Seemingly discouraged by the failure to break, Azarenka allowed Venus a break point in the next, fourth game. Williams made the most of the opportunity. She stuck big forehand return to take control of a brief rally that she won when Azarenka’s backhand misfired.
Up 3-1, Williams lost and played a few sloppy points to allow Azarenka a break point of her own. Now ranked No. 10, Azarenka celebrated her 25th birthday by putting a Williams second serve into play with pace; the end result was a backhand rally error by Williams. It hit the reset button: 3-2 on serve, Williams leading.
The women settled into a holding pattern after that, and it lasted until the final game of the set. In that one, Azarenka demonstrated that she was sorely lacking match seasoning when she hit a pair of double faults from 15-all to provide Williams with two set points. Not to be outdone in the goof department, Williams badly mangled an inside-out forehand from well inside the court on the first break point.
A service return error by Williams then got Azarenka back to the haven of deuce, but an aggressive backhand approach by Williams paid off in another break point, and she converted it to win the set when Azarenka anxiously swung too fast at a Williams return and drove the ball into the net.
The women played then through seven holds to leave Williams up 4-3 in the second set, by which time an unexpected trend was clearly making Azarenka’s life more complicated.Williams was winning her second serve points at an excellent, 75 percent success rate. Given that one of the few ways to hurt Williams is to make the most of second serve return opportunities on a day when her first serve hovers around 50 percent or below, this was bad news for Azarenka. It was complicated by the fact that Williams was also hitting a 75 percent success rate against Azarenka’s second serve.
No wonder then, that Williams was able to break Azarenka for 5-3, the last shot a terrific inside-out forehand blast that ended the longest rally of the match (22 shots). Within minutes, though, Azarenka had leveled the match again when Venus clawed her way back from love-40 only to double fault after wiping away the first two break points with positive, aggressive shotmaking.

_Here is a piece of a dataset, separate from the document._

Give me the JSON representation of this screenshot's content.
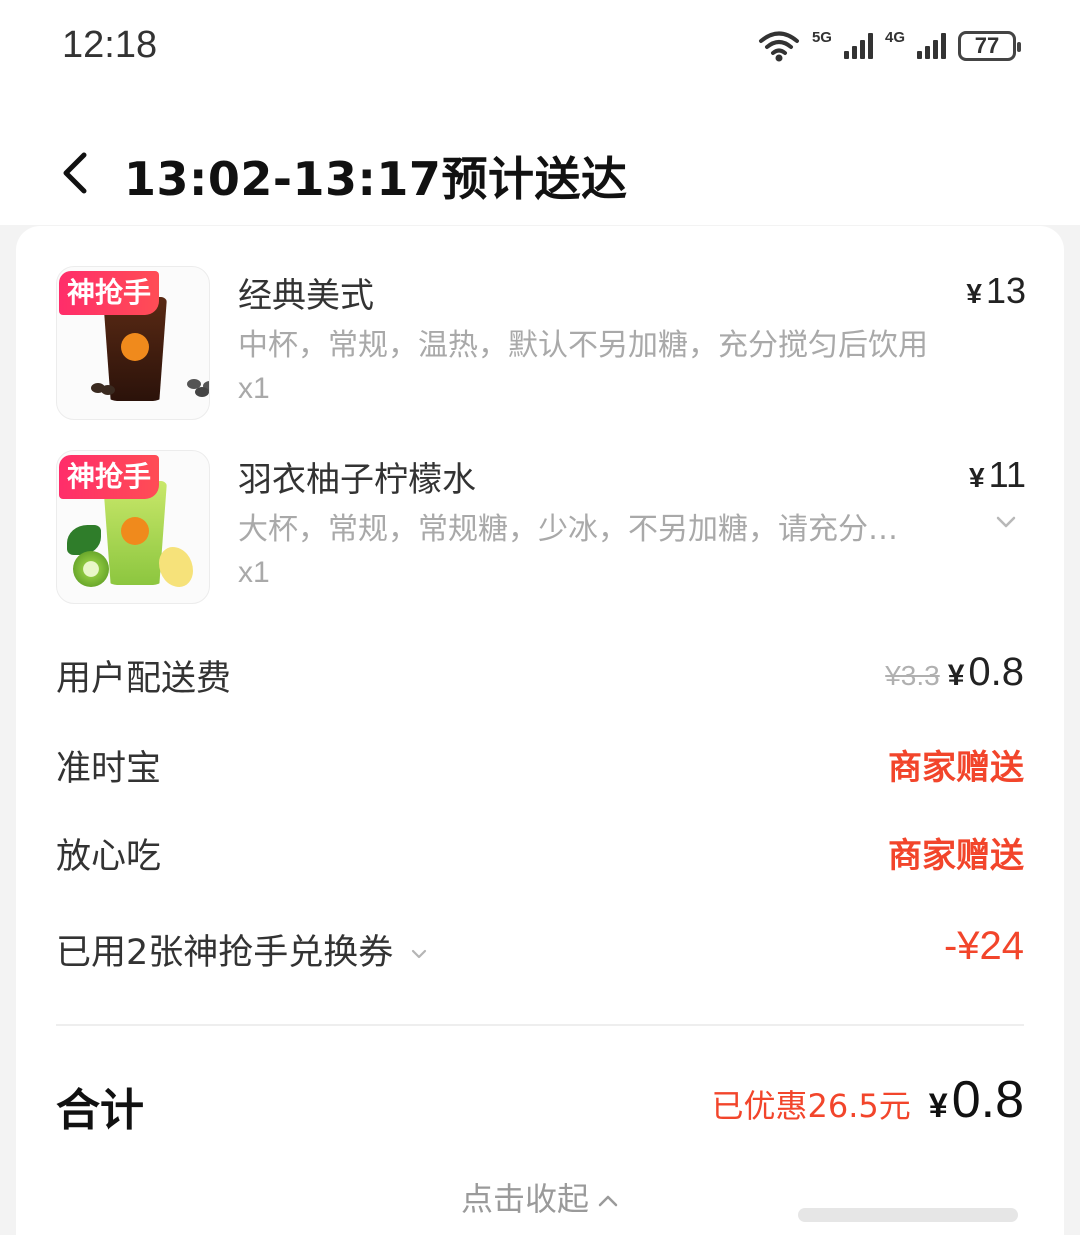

Two holds later, Azarenka found herself serving to force the tiebreaker. She got into trouble, thanks largely to her Achilles heel — a so-so first serve, and a vulnerable second. But she’s a battler, and although Williams had two match points in that game, Azarenka gritted her teeth and survived both — despite failing to hit the 100 mph mark on most of her first serves in that game. Once again, her fearless groundstroke placements got her out of trouble.

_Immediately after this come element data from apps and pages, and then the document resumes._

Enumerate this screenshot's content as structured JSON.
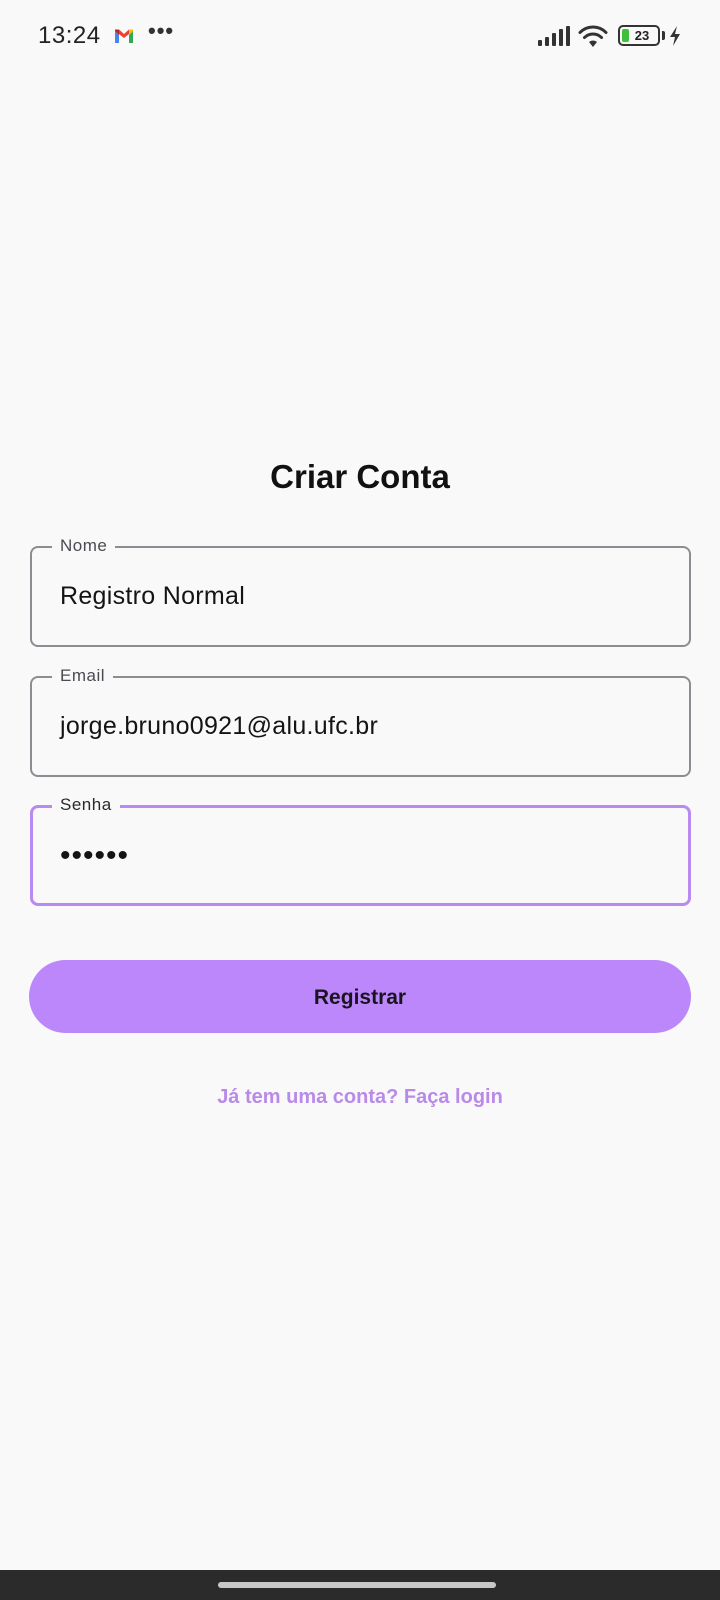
{
  "status_bar": {
    "time": "13:24",
    "more": "•••",
    "battery_level": "23",
    "icons": [
      "gmail-icon",
      "signal-icon",
      "wifi-icon",
      "battery-icon",
      "charging-icon"
    ]
  },
  "page": {
    "title": "Criar Conta"
  },
  "form": {
    "name": {
      "label": "Nome",
      "value": "Registro Normal"
    },
    "email": {
      "label": "Email",
      "value": "jorge.bruno0921@alu.ufc.br"
    },
    "password": {
      "label": "Senha",
      "value": "••••••"
    },
    "register_label": "Registrar",
    "login_link": "Já tem uma conta? Faça login"
  },
  "colors": {
    "accent": "#bb87fb",
    "focus_border": "#b98af0",
    "link": "#b98ae8",
    "background": "#f9f9fa",
    "battery_fill": "#3fbf3a"
  }
}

It seemed that the momentum had shifted once again, but Williams was having none of it. She won a long rally to hold the first point of the breaker, then swiftly broke Azarenka twice with stunning, stinging forehands. She then hit a service winner to build her lead to 4-0, then got the best of a furious rally when Azarenka made a backhand error.

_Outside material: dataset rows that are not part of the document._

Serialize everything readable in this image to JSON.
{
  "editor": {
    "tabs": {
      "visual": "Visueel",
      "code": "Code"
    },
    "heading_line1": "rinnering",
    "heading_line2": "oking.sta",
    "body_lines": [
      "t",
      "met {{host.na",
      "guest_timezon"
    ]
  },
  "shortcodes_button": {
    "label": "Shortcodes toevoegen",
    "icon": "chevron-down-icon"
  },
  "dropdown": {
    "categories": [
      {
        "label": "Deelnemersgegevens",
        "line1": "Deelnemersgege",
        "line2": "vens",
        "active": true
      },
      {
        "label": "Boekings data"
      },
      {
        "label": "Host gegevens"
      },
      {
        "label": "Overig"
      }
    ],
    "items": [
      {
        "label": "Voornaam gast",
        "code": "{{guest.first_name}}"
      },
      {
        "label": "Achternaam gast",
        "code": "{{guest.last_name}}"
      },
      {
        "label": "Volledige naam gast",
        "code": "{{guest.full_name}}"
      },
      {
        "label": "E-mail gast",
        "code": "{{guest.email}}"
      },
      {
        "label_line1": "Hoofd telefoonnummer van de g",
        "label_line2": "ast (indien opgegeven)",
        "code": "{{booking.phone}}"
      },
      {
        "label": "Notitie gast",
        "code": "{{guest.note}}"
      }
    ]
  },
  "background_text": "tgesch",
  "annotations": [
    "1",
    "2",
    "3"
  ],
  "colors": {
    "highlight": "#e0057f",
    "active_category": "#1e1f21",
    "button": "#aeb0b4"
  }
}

Azarenka won a point for 1-5, whereupon she produced one of her half-dozen double faults to give Williams a handful of match points. With that insurance policy, Williams needed just one, winning the match with her final forehand unreturnable on a night when she hit more of those than any evening in recent memory. Venus will play No. 8 seed Andrea Petkovic for a semifinal spot.